For the wiring, the diagram the fan ships with is confusing, but go by the wire colors when connecting the fan. The diagram is backwards or something to how it looks on the fan.
Another thing is re williams has two 4" pvc exhaust caps. Schedule 20 and schedule 40. Use the 4" schedule 40 pvc exhaust cap. The rubber fan adapters are to 4" sch 40 pvc pipe and home depot only had 4" sch 40 pvc pipe and fittings. I first bought the sch 20 cap and it didnt fit, it was like a 1/2" too small to fit on the pipe.
thanks for the help
Perhaps my home-made version of a wave ventilaton sytem would be helpful to some. I studied the suggestions in this thread, and elsewhere on the net. However, as I am hoping to sell my house in the next couple of years, I wanted a system I could take with me when I move.
Because it is rated for continuous use, I thought it made sense to use a radon fan for this application. I bought a Fantech brand radon fan ****** for appx. $120.
The fan came without a cord. I bought the least expensive household extension cord (checking the amp/watt ratings) and cut off the female plug end, stripped the wire insulation, and attached the cord to the Fantech. The installation was very easy, there are only two places to put any wires and there are only two wires on the extension cord...
I started with an old (empty) drywall bucket turned upside down. I traced a circle from the input side of the fan unit on the top of the bucket. I used a spade bit to make a hole and then a portable jig saw to cut out the circle. I then used a one inch spade bit to make holes in the bucket around the rim of the bucket, down at what will be the floor level. I spaced them about 2 inches apart. These holes allow the fan to suck in the air at the level of the basement floor. You could also use a wastebasket or any reasonbly sturdy bucket-shaped item for this purpose.

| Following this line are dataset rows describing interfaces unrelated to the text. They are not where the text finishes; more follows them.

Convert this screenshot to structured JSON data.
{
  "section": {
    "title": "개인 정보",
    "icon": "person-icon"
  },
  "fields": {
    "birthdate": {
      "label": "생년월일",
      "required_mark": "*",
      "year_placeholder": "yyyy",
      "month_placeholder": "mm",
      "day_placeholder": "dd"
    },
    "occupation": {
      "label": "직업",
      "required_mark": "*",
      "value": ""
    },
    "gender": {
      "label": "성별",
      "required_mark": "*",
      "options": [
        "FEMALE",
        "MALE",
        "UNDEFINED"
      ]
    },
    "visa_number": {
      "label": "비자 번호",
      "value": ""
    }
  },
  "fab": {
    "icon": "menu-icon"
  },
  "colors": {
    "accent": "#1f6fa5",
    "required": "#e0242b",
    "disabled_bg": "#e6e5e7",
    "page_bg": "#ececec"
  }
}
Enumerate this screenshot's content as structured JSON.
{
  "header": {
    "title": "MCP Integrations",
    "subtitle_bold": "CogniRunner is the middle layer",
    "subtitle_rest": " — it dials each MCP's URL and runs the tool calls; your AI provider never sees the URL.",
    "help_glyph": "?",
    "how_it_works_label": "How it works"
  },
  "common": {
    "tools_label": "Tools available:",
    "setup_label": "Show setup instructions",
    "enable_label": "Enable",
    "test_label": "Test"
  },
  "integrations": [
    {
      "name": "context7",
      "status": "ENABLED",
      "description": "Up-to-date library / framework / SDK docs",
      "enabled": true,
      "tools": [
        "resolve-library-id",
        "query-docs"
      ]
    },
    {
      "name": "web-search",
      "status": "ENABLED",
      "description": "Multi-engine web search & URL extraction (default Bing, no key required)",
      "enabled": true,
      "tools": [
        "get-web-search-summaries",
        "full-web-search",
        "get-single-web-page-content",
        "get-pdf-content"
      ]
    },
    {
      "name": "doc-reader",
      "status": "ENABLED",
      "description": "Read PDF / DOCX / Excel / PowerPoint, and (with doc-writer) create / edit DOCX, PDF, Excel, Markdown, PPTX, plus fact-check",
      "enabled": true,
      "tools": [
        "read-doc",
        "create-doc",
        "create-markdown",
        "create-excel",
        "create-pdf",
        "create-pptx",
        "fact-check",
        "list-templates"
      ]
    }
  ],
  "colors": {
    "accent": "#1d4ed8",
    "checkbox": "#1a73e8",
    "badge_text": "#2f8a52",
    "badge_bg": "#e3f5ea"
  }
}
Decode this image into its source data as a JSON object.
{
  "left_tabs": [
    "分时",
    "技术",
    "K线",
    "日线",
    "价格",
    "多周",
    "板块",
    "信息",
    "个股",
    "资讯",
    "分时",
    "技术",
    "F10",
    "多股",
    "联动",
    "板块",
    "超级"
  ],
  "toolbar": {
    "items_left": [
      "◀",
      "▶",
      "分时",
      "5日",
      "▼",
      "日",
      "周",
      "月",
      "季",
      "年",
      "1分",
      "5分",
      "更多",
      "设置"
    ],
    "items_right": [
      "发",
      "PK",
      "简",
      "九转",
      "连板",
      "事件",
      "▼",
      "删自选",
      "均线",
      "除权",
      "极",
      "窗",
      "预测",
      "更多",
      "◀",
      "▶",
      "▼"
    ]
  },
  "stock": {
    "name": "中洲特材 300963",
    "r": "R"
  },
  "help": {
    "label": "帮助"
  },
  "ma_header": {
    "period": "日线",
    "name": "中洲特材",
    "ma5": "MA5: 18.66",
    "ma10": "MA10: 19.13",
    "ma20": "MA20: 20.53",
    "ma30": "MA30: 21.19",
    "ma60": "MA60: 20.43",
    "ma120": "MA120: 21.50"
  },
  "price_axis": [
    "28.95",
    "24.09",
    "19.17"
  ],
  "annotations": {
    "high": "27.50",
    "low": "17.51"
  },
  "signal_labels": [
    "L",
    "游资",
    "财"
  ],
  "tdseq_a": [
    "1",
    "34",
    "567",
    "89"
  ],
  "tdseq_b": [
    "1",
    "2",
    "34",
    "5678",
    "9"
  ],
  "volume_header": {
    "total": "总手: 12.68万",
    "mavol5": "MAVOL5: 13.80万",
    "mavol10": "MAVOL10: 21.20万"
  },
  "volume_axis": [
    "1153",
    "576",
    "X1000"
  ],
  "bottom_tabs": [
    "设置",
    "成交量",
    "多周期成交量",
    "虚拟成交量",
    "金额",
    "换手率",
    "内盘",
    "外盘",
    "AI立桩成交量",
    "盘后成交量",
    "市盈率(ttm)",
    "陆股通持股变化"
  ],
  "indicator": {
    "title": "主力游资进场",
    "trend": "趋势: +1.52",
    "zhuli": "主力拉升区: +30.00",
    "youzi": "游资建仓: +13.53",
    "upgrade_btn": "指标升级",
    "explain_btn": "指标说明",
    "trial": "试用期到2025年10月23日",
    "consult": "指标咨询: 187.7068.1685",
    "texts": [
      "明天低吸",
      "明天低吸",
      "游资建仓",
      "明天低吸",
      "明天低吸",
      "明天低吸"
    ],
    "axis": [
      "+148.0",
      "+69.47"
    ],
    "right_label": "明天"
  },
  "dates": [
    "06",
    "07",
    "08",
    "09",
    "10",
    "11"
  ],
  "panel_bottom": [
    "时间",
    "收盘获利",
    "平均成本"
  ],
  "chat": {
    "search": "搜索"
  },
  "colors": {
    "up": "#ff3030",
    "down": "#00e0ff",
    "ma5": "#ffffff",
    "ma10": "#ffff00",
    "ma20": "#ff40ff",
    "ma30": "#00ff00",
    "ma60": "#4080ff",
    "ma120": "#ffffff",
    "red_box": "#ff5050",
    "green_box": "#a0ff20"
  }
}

Set the fan unit in into the hole you have cut on top. Using a flexible rubber coupler (found in the plumbing department at Lowe's, about $7.00) attach the larger end of the coupler to the fan unit and the smaller end to a vent duct or hose. I used a semi-rigid flexible aluminum duct that is intended for clothes dryers. The size of coupler you buy will be determined by the size of your fan unit's outlet and the size of the duct you have chosen. In my case, I used a 4 inch to 3 inch coupler, and mounted the four inch end to the fan, and put the 4 inch flexible duct on the OUTSIDE of the 3 inch end of the coupler, and anchored both ends with the clamps that come with the coupler.
Attach the other end of the duct/hose to a dryer vent which you have installed in your basement wall. Plug in the unit and voila, you have a wave-type ventilator for (in my case) about $150.
I am planning to run it constantly during the high humidity summer months and then turn it off for the remainder of the year. So far my unit FUNCTIONS perfectly, but I am still not convinced that a Wave-Type ventilator will work to dehumidify the basement in my climate (Philadelphia/Washington DC high humidity summers). I figured it could not make the situation worse, at at minimum I would at least have more complete changes of air in my dank and damp basement. I will repost in several weeks to update on whether it seems to be making a difference in basement air quality and/or humidity levels.
Sounds great... love the simplicity. Are you finding it is having the same results as the other model posted on this thread with regards to smell? Any pictures you could post.